Perhaps that helps explain why Americans suffer from what Whillans calls a “famine of time.” The sense of “having enough time” is at an all-time low, she wrote earlier this year in the Harvard Business Review, adding that this feeling doesn’t just reduce happiness, it raises levels of anxiety, stress, and depression.
To reduce “time stress,” you need a change in mindset, Whillans advises. Start by making plans for free time. You may favor spontaneity, but lack of planning leads to wasted nights and weekends, she says.
Consider volunteering. “Even giving up a few hours of a paycheck to volunteer at a food bank may have more bang for your buck in making you feel happier,” Whillans says. Multiple studies have found that people who volunteer their time are happier, healthier, and live longer. One study even found that volunteering time makes people feel like they have more of it, perhaps because “giving away time boosts one’s sense of personal competence and efficiency,” the researchers speculate.
And get active. Hanging out with friends, exercising, heading to the mountains or the beach for a dose of awe, or doing just about anything physical “is profoundly better at combating time stress than passive leisure” such as watching TV, Whillans says.’
*This article by Robert Roy Britt was first published on Elemental by Medium on 18 September 2019
Can too much money, well above satisfying your personal and familial needs, make you happy? Perhaps not! See below!
Money, Meaningful Life, Self-worth, Wisdom and Happiness
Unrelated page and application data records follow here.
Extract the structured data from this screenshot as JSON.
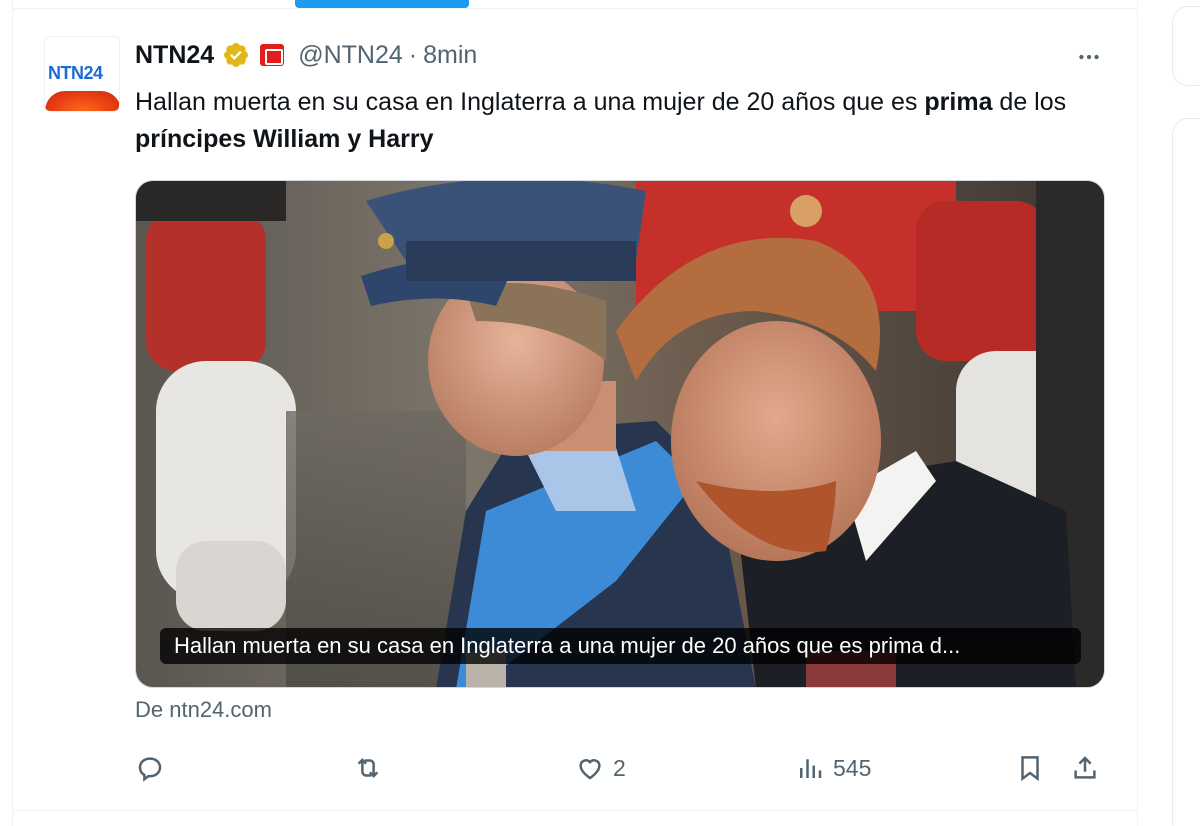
{
  "tweet": {
    "author_name": "NTN24",
    "handle": "@NTN24",
    "separator": "·",
    "time": "8min",
    "avatar_text": "NTN24",
    "text_parts": [
      "Hallan muerta en su casa en Inglaterra a una mujer de 20 años que es ",
      "prima",
      " de los ",
      "príncipes William y Harry"
    ],
    "media_caption": "Hallan muerta en su casa en Inglaterra a una mujer de 20 años que es prima d...",
    "source": "De ntn24.com"
  },
  "actions": {
    "reply_count": "",
    "retweet_count": "",
    "like_count": "2",
    "views_count": "545"
  },
  "icons": {
    "verified": "verified-badge-icon",
    "flag": "government-flag-icon",
    "more": "more-icon",
    "reply": "reply-icon",
    "retweet": "retweet-icon",
    "like": "heart-icon",
    "views": "views-icon",
    "bookmark": "bookmark-icon",
    "share": "share-icon"
  },
  "colors": {
    "accent": "#1d9bf0",
    "verified_gold": "#e2b719",
    "secondary_text": "#536471",
    "primary_text": "#0f1419"
  }
}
‘In 1923, a very important meeting was held at Edgewater Beach Hotel in Chicago. Attending this meeting was nine of the world’s most ‘successful’ financiers and businessmen. Those present were: the President of the largest independent steel company; the President of the largest utility company; the President of the largest gas company; the greatest wheat speculator; the President of the New York Stock Exchange; a member of the President’s cabinet; the greatest ‘bear’ in Wall Street; the head of the world’s greatest monopoly; and the President of the Bank of International Settlement. This, we must admit, was a gathering of some of the world’s most successful men – or at least men who had found the secret of making money. Twenty-five years later (1948) let us see what had happened to these men:
the President of the largest independent steel company had died, bankrupt, having lived on borrowed money for five years before his death; the President of the largest utility company had died a fugitive from justice, penniless in a foreign land; the President of the largest gas company was insane; the greatest wheat speculator had died abroad – insolvent; the President of the New York Stock Exchange had recently been released from Sing Sing penitentiary; the member of the President’s cabinet had been pardoned from prison so that he could die at home; the greatest ‘bear’ in Wall Street had died– a suicide; the head of the world’s greatest monopoly had died– a suicide; the President of the Bank of International Settlement had died – a suicide
All these men learned well the art of making money but none of them learned how to live, commented the original compiler of this list. It seems that the business world (who should know better, given what was described above) has changed not one iota. For them economic growth, the corporate bottom line and the pursuit of self-interest are what matters most. More recent observations also show that the self-interested pursuit of wealth brings only misery. Since 1950 there has been much economic growth and wealth creation in the West, but also a tenfold increase in the incidence of depression and a massive rise in the number of people suffering from sub-clinical neuroses, anxiety and profound self-dissatisfaction, drugs and alcohol abuse, self-harm, suicide, and more…”
What are the true determinants of a happy and fulfilling life?